──────── Extracted records ────────

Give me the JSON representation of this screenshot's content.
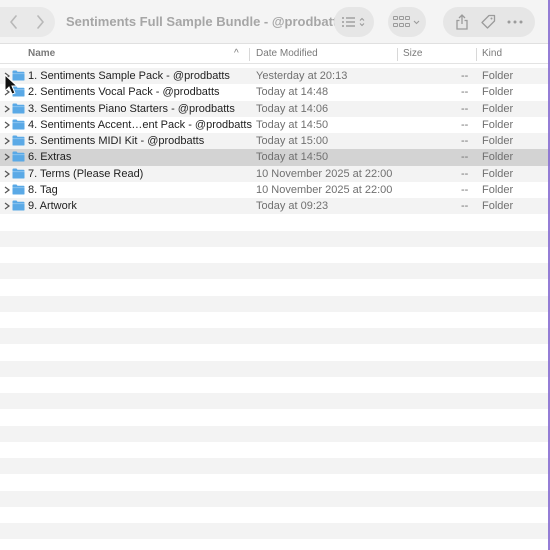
{
  "window": {
    "title": "Sentiments Full Sample Bundle - @prodbatts"
  },
  "toolbar": {
    "back_icon": "chevron-left-icon",
    "forward_icon": "chevron-right-icon",
    "view_list_icon": "list-view-icon",
    "view_grid_icon": "grid-view-icon",
    "share_icon": "share-icon",
    "tag_icon": "tag-icon",
    "more_icon": "ellipsis-icon"
  },
  "columns": {
    "name": "Name",
    "date_modified": "Date Modified",
    "size": "Size",
    "kind": "Kind",
    "sort_indicator": "^"
  },
  "files": [
    {
      "name": "1. Sentiments Sample Pack - @prodbatts",
      "date": "Yesterday at 20:13",
      "size": "--",
      "kind": "Folder"
    },
    {
      "name": "2. Sentiments Vocal Pack - @prodbatts",
      "date": "Today at 14:48",
      "size": "--",
      "kind": "Folder"
    },
    {
      "name": "3. Sentiments Piano Starters - @prodbatts",
      "date": "Today at 14:06",
      "size": "--",
      "kind": "Folder"
    },
    {
      "name": "4. Sentiments Accent…ent Pack - @prodbatts",
      "date": "Today at 14:50",
      "size": "--",
      "kind": "Folder"
    },
    {
      "name": "5. Sentiments MIDI Kit - @prodbatts",
      "date": "Today at 15:00",
      "size": "--",
      "kind": "Folder"
    },
    {
      "name": "6. Extras",
      "date": "Today at 14:50",
      "size": "--",
      "kind": "Folder",
      "selected": true
    },
    {
      "name": "7. Terms (Please Read)",
      "date": "10 November 2025 at 22:00",
      "size": "--",
      "kind": "Folder"
    },
    {
      "name": "8. Tag",
      "date": "10 November 2025 at 22:00",
      "size": "--",
      "kind": "Folder"
    },
    {
      "name": "9. Artwork",
      "date": "Today at 09:23",
      "size": "--",
      "kind": "Folder"
    }
  ],
  "colors": {
    "folder": "#5aa9e6",
    "selection": "#d3d3d3",
    "stripe": "#f3f3f3"
  }
}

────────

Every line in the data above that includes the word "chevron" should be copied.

_Written solution_
    "back_icon": "chevron-left-icon",
    "forward_icon": "chevron-right-icon",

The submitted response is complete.